Exercise brief: The answer must be every line below that holds the word "static".

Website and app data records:
◆ ◆ ◆ ◆ ◆ ◆ ◆

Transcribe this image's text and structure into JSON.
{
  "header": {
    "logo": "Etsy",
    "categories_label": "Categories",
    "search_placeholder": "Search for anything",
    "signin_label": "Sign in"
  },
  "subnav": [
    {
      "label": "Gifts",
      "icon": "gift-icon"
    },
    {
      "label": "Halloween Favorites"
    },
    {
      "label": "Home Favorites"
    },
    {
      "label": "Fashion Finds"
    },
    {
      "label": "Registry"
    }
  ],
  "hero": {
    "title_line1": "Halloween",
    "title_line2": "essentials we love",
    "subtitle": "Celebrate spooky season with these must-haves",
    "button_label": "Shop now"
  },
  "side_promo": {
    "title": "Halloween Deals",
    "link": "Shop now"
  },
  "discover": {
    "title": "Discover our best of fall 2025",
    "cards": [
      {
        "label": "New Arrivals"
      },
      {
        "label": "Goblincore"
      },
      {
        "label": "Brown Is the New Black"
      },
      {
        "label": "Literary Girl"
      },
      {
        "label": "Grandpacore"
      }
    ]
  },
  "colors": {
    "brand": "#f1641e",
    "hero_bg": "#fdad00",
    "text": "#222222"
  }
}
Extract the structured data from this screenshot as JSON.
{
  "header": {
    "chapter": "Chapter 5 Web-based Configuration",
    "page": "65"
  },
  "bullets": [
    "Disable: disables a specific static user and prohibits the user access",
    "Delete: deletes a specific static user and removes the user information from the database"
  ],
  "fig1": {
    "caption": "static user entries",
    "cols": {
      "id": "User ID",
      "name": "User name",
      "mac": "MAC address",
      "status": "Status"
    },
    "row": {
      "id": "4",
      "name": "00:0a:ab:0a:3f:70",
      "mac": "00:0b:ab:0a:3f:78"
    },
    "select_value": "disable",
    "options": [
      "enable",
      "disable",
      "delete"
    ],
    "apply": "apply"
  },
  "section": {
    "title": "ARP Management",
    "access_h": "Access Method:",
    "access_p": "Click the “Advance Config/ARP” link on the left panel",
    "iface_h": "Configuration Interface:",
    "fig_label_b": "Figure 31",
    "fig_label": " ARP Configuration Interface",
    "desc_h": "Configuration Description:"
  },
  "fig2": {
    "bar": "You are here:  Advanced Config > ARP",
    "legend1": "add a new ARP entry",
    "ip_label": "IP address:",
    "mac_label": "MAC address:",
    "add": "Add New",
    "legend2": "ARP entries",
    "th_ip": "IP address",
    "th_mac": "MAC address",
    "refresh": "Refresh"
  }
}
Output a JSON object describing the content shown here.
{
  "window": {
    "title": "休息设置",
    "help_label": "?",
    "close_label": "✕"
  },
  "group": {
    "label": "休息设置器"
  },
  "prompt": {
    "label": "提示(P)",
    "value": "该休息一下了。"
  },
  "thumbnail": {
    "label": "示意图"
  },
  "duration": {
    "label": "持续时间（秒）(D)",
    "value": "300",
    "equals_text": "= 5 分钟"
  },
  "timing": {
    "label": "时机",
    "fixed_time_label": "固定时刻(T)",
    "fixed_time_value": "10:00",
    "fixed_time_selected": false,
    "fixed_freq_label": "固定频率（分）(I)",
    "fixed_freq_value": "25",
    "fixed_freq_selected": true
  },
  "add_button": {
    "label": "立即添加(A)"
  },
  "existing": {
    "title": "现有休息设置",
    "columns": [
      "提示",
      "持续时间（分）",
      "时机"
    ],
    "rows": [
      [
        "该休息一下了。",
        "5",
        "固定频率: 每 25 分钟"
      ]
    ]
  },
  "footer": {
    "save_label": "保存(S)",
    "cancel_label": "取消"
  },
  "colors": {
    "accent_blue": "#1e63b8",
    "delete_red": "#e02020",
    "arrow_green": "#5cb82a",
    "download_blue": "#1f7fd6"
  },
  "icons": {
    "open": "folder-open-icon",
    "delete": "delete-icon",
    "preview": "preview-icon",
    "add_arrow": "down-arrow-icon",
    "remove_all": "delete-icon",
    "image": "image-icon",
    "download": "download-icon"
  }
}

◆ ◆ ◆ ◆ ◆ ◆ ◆

Result for this exercise:
    "Disable: disables a specific static user and prohibits the user access",
    "Delete: deletes a specific static user and removes the user information from the database"
    "caption": "static user entries",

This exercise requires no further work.